Foreclosure – Individual Crisis That Depresses the Whole Economy
1. Foreclosure: past, reality or future.
2. Awareness can help.
3. Impact of foreclosure and lack of knowledge.
1. Process and statistic of Foreclosure
A. Understanding what foreclosure is.
B. Process of foreclosure.
C. Different statistics between the states.
D. Foreclosure case.
2. Reasons behinds foreclosure in different states
E. Leading reasons for foreclosure in the states with the highest instances. F. Reasons for the low rate of foreclosure in the states with low occurrences. 3. Foreclosure effects on individuals, families, communities, government, and lenders G. Short-term effects of foreclosure in a region.
H. Long-term effects of foreclosure on a region.
4. Prevention of foreclosure
I. The FDIC, regulators and the banking industry ways to help and prevent.

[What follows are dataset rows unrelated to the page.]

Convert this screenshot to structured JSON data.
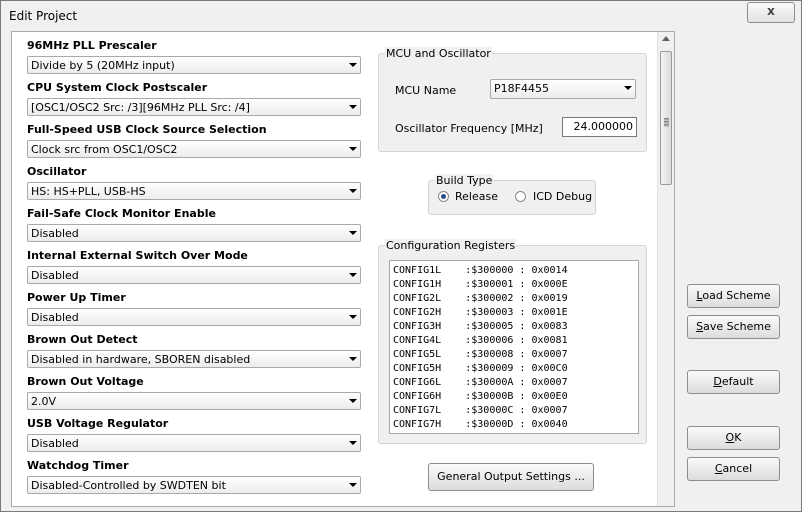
{
  "window": {
    "title": "Edit Project",
    "close_label": "x"
  },
  "settings": [
    {
      "label": "96MHz PLL Prescaler",
      "value": "Divide by 5 (20MHz input)"
    },
    {
      "label": "CPU System Clock Postscaler",
      "value": "[OSC1/OSC2 Src: /3][96MHz PLL Src: /4]"
    },
    {
      "label": "Full-Speed USB Clock Source Selection",
      "value": "Clock src from OSC1/OSC2"
    },
    {
      "label": "Oscillator",
      "value": "HS: HS+PLL, USB-HS"
    },
    {
      "label": "Fail-Safe Clock Monitor Enable",
      "value": "Disabled"
    },
    {
      "label": "Internal External Switch Over Mode",
      "value": "Disabled"
    },
    {
      "label": "Power Up Timer",
      "value": "Disabled"
    },
    {
      "label": "Brown Out Detect",
      "value": "Disabled in hardware, SBOREN disabled"
    },
    {
      "label": "Brown Out Voltage",
      "value": "2.0V"
    },
    {
      "label": "USB Voltage Regulator",
      "value": "Disabled"
    },
    {
      "label": "Watchdog Timer",
      "value": "Disabled-Controlled by SWDTEN bit"
    }
  ],
  "mcu": {
    "group_title": "MCU and Oscillator",
    "name_label": "MCU Name",
    "name_value": "P18F4455",
    "freq_label": "Oscillator Frequency [MHz]",
    "freq_value": "24.000000"
  },
  "build": {
    "group_title": "Build Type",
    "release_label": "Release",
    "release_checked": true,
    "icd_label": "ICD Debug",
    "icd_checked": false
  },
  "registers": {
    "group_title": "Configuration Registers",
    "lines": [
      "CONFIG1L    :$300000 : 0x0014",
      "CONFIG1H    :$300001 : 0x000E",
      "CONFIG2L    :$300002 : 0x0019",
      "CONFIG2H    :$300003 : 0x001E",
      "CONFIG3H    :$300005 : 0x0083",
      "CONFIG4L    :$300006 : 0x0081",
      "CONFIG5L    :$300008 : 0x0007",
      "CONFIG5H    :$300009 : 0x00C0",
      "CONFIG6L    :$30000A : 0x0007",
      "CONFIG6H    :$30000B : 0x00E0",
      "CONFIG7L    :$30000C : 0x0007",
      "CONFIG7H    :$30000D : 0x0040"
    ]
  },
  "buttons": {
    "general_output": "General Output Settings ...",
    "load_scheme": {
      "ul": "L",
      "rest": "oad Scheme"
    },
    "save_scheme": {
      "ul": "S",
      "rest": "ave Scheme"
    },
    "default": {
      "ul": "D",
      "rest": "efault"
    },
    "ok": {
      "ul": "O",
      "rest": "K"
    },
    "cancel": {
      "ul": "C",
      "rest": "ancel"
    }
  }
}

J. The President Obama Administration.
K. National Association of Foreclosure Prevention Professionals. Conclusion
Foreclosure is a bad storm in the real estate business that depressed and weakness the whole economy, including but not limited to regular people and their families, mortgage companies and financial institutions, communities and all levels of government. Many people can avoid foreclosures and keep their houses by knowing their rights and strategies based on the current law.
Foreclosure: past, reality or future
As we know, the world economy for the last several years expresses numerous economic problems. Of all problems facing our economy, the biggest drain is the housing crisis, as result of dramatic increasing in foreclosures. Foreclosure became a part of people’s lives. US home foreclosures hit new record high in 2010 as millions of families faced a disastrous combination of unemployment, decreasing wages, and dropping home values. According to the Real Track Report in 2010, 2,871,891 properties are in a position to file for foreclosure. Due to nearby foreclosure, the projection for lost home equity wealth for 2009-2012 will be $1.9 trillion. Over one-quarter of all mortgaged homes in the U.S. are now either underwater or close to it according to data released in November 2011 by CoreLogic. In the third quarter of 2011, 10.7 million homeowners, 22.1% of all those with mortgages, owed more on that mortgage than the market value of their homes. Unfortunately, as the real estate market shows, foreclosure is not going to stop yet. Thousands of people are still in a pre-foreclosure situation due to various reasons. Awareness can help
As said by Foreclosure Help and Hope organization, homeowners fail to contact their lender because they are embarrassed, don’t believe the lender can help, or are afraid that it would cause them to lose their house faster. On the other hand, by a FDIC report, lenders typically lose $50,000 or more on one foreclosure. That alone shows that, for the lender, foreclosure is not always the best choice. There are a number of programs that lenders prefer to provide for the borrower in order to avoid foreclosure, especially in the down price market. Lenders are in the business of loaning money-not owning real estate. Increasing inventory of homes for sale with decreasing values is an unfavorable situation for both sides of the foreclosure process. In many cases banks aren’t even trying to protect their wins on appeal. They have too many properties to protect and do not have the time or ability to fight for all of them, particularly in the states with a judicial approach. For the borrower, it is very important to remember to not stop fighting, even if it looks like it lost. The important thing to understand is that it is in the interest of all parties, the borrower as well as the lender, that foreclosure is stopped. Impact of...